Cynefin The various domains of the Cynefin model. Cynefin /ˈkʌnɨvɪn/ is a Welsh word, which is commonly translated into English as 'habitat' or 'place', although this fails to convey its full meaning. The term was chosen by the Welsh scholar Dave Snowden to describe a perspective on the evolutionary nature of complex systems, including their inherent uncertainty ("The Cynefin framework"). The name serves as a reminder that all human interactions are strongly influenced and frequently determined by our experiences, both through the direct influence of personal experience, as well as through collective experience, such as stories or music. The framework provides a typology of contexts that guides what sort of explanations or solutions might apply. It draws on research into complex adaptive systems theory, cognitive science, anthropology, and narrative patterns, as well as evolutionary psychology, to describe problems, situations, and systems.
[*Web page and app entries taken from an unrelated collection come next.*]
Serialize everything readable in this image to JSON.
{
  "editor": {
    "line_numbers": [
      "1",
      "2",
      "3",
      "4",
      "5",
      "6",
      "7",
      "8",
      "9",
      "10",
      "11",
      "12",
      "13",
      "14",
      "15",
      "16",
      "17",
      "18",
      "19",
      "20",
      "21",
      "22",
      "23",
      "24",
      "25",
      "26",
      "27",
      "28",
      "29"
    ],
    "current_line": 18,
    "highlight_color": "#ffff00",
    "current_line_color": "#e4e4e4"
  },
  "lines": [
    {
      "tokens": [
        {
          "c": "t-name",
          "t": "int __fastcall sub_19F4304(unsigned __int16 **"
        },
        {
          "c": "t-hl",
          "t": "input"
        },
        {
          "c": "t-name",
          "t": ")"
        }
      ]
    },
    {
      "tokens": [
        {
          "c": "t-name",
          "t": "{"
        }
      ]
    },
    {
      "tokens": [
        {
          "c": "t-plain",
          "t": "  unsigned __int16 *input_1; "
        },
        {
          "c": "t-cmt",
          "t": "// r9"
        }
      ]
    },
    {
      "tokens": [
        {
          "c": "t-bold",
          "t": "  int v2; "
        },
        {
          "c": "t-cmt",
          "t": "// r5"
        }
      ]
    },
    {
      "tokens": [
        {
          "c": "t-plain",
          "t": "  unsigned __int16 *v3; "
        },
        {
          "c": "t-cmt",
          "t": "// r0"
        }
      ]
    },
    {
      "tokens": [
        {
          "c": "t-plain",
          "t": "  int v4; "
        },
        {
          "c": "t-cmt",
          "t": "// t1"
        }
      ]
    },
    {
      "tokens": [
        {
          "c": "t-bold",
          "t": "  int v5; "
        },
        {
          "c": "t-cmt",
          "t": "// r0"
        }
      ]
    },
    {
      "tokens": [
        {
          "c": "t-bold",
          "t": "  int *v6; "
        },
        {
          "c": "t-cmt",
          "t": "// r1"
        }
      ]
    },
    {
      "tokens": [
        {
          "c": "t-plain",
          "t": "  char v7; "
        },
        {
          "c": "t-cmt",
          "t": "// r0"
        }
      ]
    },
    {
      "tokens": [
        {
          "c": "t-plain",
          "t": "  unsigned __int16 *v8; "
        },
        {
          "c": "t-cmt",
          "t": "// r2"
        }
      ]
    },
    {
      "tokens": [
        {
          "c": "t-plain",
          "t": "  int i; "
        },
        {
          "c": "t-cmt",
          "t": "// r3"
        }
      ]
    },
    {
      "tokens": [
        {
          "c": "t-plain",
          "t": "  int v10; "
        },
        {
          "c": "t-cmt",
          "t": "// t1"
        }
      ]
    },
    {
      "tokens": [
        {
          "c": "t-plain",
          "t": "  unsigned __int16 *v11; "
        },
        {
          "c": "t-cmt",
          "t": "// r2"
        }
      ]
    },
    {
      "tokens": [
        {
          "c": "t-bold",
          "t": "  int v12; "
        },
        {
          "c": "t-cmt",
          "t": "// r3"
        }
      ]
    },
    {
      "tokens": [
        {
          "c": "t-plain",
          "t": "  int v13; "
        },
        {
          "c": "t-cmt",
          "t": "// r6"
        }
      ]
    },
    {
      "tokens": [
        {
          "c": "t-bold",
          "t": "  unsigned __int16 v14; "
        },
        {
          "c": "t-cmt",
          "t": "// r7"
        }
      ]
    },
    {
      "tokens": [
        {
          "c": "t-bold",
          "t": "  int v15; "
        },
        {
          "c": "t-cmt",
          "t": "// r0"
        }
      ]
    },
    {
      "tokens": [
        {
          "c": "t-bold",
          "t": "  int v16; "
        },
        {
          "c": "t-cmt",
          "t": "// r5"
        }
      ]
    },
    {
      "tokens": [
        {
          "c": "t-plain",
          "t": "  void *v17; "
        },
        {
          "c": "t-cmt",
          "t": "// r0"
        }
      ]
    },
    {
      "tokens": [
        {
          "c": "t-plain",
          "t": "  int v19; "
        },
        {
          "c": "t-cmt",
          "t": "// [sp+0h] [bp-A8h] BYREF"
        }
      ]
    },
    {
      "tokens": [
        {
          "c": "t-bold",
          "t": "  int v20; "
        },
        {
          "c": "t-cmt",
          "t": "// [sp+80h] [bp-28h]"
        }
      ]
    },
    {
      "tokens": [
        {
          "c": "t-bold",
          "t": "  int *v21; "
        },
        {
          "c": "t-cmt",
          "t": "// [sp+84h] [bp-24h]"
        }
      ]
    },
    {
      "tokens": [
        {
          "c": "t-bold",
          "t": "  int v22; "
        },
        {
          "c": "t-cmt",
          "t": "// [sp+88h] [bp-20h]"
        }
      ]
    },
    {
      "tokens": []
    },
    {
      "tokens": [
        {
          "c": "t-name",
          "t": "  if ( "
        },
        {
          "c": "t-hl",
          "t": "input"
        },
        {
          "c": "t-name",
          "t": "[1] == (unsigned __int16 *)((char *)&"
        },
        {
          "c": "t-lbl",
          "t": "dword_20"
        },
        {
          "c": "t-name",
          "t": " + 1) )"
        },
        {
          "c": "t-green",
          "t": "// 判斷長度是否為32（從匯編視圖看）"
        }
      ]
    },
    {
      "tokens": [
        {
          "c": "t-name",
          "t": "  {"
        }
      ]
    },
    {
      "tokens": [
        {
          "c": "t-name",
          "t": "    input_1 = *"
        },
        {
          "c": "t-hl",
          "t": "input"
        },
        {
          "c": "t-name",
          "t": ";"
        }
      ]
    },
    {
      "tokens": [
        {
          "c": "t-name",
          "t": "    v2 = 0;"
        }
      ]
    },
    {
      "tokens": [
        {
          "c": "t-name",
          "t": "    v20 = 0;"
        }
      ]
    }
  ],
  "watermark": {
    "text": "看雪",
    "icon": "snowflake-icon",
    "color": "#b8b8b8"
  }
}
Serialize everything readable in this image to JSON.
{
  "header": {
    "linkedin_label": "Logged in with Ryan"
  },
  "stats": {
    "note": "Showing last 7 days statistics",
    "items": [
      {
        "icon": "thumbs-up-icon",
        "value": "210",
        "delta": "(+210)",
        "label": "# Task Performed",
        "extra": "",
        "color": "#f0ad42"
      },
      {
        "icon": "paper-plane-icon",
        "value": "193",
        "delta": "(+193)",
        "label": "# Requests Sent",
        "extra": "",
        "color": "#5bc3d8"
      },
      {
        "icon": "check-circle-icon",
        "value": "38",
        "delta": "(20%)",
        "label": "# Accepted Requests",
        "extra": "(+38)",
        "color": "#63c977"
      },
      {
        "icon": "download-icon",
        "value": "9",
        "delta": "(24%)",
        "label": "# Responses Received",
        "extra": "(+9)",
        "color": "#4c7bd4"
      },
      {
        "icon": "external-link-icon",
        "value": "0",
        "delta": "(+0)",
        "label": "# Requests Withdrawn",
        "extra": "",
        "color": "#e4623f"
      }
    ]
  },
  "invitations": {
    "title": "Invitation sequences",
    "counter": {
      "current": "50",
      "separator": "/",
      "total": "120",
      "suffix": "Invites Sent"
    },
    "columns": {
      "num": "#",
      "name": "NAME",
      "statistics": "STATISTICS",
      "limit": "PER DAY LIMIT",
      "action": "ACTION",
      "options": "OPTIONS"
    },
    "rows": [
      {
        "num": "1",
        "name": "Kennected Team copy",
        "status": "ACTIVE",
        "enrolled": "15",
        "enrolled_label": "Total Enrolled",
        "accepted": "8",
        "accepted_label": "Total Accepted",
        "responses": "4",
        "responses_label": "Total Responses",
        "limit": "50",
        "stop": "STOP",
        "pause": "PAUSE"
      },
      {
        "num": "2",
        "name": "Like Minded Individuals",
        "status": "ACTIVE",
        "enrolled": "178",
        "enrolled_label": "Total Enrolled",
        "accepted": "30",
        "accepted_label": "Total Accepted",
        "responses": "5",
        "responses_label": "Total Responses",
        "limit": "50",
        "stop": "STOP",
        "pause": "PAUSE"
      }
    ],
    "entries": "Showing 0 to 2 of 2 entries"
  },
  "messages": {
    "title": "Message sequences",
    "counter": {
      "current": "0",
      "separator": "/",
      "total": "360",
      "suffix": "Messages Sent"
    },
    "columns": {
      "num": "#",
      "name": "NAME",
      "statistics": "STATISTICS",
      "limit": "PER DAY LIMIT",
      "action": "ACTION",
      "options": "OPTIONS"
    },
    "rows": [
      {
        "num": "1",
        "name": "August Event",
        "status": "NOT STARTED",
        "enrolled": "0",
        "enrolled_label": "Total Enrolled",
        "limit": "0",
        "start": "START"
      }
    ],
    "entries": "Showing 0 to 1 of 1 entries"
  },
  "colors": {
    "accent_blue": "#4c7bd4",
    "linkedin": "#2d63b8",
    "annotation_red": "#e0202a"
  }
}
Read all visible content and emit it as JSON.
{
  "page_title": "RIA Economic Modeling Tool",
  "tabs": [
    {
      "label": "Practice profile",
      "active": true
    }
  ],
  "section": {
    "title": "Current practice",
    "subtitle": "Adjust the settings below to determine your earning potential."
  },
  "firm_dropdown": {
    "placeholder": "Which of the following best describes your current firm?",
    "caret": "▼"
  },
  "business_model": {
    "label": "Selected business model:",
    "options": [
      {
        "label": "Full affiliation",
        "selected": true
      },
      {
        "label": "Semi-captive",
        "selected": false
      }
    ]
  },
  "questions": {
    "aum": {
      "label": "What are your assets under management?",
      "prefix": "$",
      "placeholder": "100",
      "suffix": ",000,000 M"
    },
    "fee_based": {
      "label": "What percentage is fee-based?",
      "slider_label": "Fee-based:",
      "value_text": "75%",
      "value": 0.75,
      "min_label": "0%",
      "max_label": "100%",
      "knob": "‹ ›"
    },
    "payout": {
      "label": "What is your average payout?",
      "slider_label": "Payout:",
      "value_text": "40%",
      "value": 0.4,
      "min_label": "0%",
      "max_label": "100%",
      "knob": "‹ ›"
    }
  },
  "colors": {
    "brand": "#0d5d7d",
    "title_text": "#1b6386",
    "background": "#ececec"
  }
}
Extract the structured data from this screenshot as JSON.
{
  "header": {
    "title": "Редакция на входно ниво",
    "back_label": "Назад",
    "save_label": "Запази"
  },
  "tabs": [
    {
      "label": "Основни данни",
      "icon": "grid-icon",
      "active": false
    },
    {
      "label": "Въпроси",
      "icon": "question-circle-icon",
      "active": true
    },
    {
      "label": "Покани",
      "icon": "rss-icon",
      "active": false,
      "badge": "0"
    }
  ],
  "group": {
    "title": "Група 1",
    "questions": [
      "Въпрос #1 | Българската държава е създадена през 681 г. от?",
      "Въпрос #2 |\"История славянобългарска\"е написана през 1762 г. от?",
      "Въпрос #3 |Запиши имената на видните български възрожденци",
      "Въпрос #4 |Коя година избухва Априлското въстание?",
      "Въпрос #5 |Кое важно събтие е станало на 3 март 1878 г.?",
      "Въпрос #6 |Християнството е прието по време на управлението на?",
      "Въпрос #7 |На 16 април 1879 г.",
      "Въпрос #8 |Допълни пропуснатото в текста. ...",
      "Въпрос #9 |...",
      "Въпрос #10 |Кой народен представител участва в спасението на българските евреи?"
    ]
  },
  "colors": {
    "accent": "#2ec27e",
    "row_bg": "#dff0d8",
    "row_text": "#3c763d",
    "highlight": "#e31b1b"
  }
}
Miitla - bookmark your sites, have them always with you! Thinking like a genius: overview Thinking and recall series Problem solving: creative solutions "Even if you're not a genius, you can use the same strategies as Aristotle and Einstein to harness the power of your creative mind and better manage your future." The following strategies encourage you to think productively, rather than reproductively, in order to arrive at solutions to problems. Radical thinking Are you looking for new ideas? Has your path reached a dead-end?Are your options limited, or just invisible? Often the way we experience the world is built on and bordered by our experiences! Teaching critical thinking Benjamin Bloom (1956) created this taxonomy or classification system for categorizing "competencies" in educational settings, as defined by skills demonstrated by learner type or intelligence. This breakdown provides a useful, incremental framework of complexity in demonstrating mastery of a subject or topic. The verbs include the skills that demonstrate each: Knowledge:To know something means to be able to remember or recall facts or bits of information, though one can "know" something without understanding it or being able to put it into a higher context.
Simone Weil - Développement durable..vers un avenir meilleur Simone Weil (1909-1943) philosophe française (ne pas confondre avec la femme politique Simone Veil) Attente de Dieu La création est de la part de Dieu un acte non pas d'expansion de soi, mais de retrait, de renoncement. La pesanteur et la grâce Key Documents You Need to Take With You in an Emergency - Kiplinger - Pocket As you prepare for Florence or the next big hurricane, make sure you gather financial documents that you'll need if you must evacuate or your home is damaged. QIn your last column, you talked about how to prepare for a hurricane, and you mentioned gathering key documents. What documents are those? AMany of them you likely already carry around with you.
Hyperfocus: The Flip Side of ADHD? Mark had trouble believing his son could have ADHD. Sure, he was unusually active, and his pre-school teachers complained that he fluttered around the room like a butterfly when other kids were engaged in activities. But there was also Andy’s ability to focus intensely on certain activities, like fishing or watching a movie. How could his 5-year-old be so single-minded for three hours at a stretch if he had an attention disorder? Then Mark started thinking about his own past, and some telling similarities emerged.
Teaching Critical Thinking Whether or not you can teach something as subjective as critical thinking has been up for debate, but a fascinating new study shows that it’s actually quite possible. Experiments performed by Stanford's Department of Physics and Graduate School of Education demonstrate that students can be instructed to think more critically. It’s difficult to overstate the importance of critical-thinking skills in modern society. The ability to decipher information and interpret it, offering creative solutions, is in direct relation to our intellect.2
The 12 cognitive biases that prevent you from being rational The human brain is capable of 1016 processes per second, which makes it far more powerful than any computer currently in existence. But that doesn't mean our brains don't have major limitations. The lowly calculator can do math thousands of times better than we can, and our memories are often less than useless — plus, we're subject to cognitive biases, those annoying glitches in our thinking that cause us to make questionable decisions and reach erroneous conclusions. Here are a dozen of the most common and pernicious cognitive biases that you need to know about.
Pacifist Not Passive-ist It’s inevitable; whenever I mention that I’m a pacifist, there is always someone, somewhere who has to try and come up with a ridiculous scenario in which I would be forced to take someone’s life or at least respond violently. This is a gross misunderstanding of the word. Most people don’t realize that pacifism has nothing to do with being passive. Pacifists pacify, it’s that simple.